What was surprising was how cool it was inside the houses, it shouldn't be, I suppose. I used to do some cave climbing. Solid rock is some pretty fair insulation. We then went through the souvenier stand, er museum. The sign said museum they sure were selling a lot of stuff, though. Anyhow, the cliff dwellings of Colo Springs is a worthwhile stop but it's close to ten bucks a head.
A quick lunch and back on I-25, headed south. We blew past Fort Carson, I didn't get to moon the Doggies, either. Phooey. Then it was just miles and miles of miles and miles.
We got into New Mexico and started seeing herds of speed goats, the American Antelope. I had never been through that part of New Mexico before. I-25 through that part of Colorado and New Mexico is right at the top of the plains, the Rockies are right there in the right and we ran into a few foothills but mostly it was just the high desert plains.
The Antelope co-exist nicely with the cattle and horses, grazing on the same pasture. I am not quite sure about what the cows think about the antelope leaping over the fences that stop the cows. I'll have to ask a cow psychologist next time I see one. I am not sure how New Mexico's hunting regulations go, if they're anything like Texas those ranchers will make a pretty penny on hunting leases.
Just north of Santa Fe we ran into the Sangre De Christo Mountains and the road started doing some fancy twisting, I noticed the compass in the car saying we were going north a couple of times.
We stopped in Santa Fe just to pee and head on, it was our intention to spend the night in Albuquerque and we'd spent so much time in Colorado Springs that we just didn't want to spend any more time stopped. I can out of the john and Brian was on the cell phone, saying that we didn't have the money for another motel room. So I decided that, rather than have anyone wire more money that we'd just try to drive staight through. After all, three licensed drivers and it was already getting dark, surely someone could get some sleep and then drive when I crashed.

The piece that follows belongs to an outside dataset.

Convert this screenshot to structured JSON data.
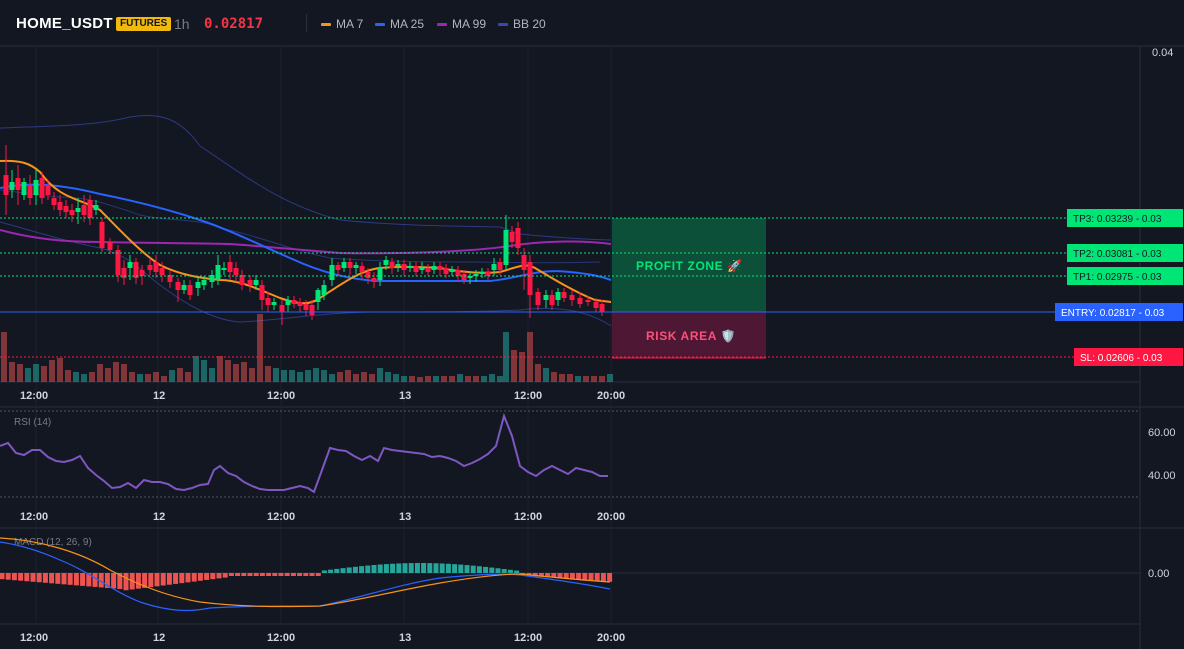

Drive I did, we filled up the car in Albu-Q and headed west of I-40, the heir of Route 66. It's been a long time since I drove that route, it filled up with Indian Casinos since last I drove it. That's why they no longer torture their captives, they've found a new way to scalp the whites.
Anyhow we charged through the night and all I can say about that stretch of highway is that it was dark. I know nothing of the vegetation, wildlife or terrain, just that it was dark.
We pulled into Phoenix right about sunrise. I had got about a two hour nap in the backseat but Brian was so flakey on the road from Flagstaff to Phoenix that I took over the wheel again.
Phoenix is where all Hell broke loose. That's the next item, tomorrow or the next day.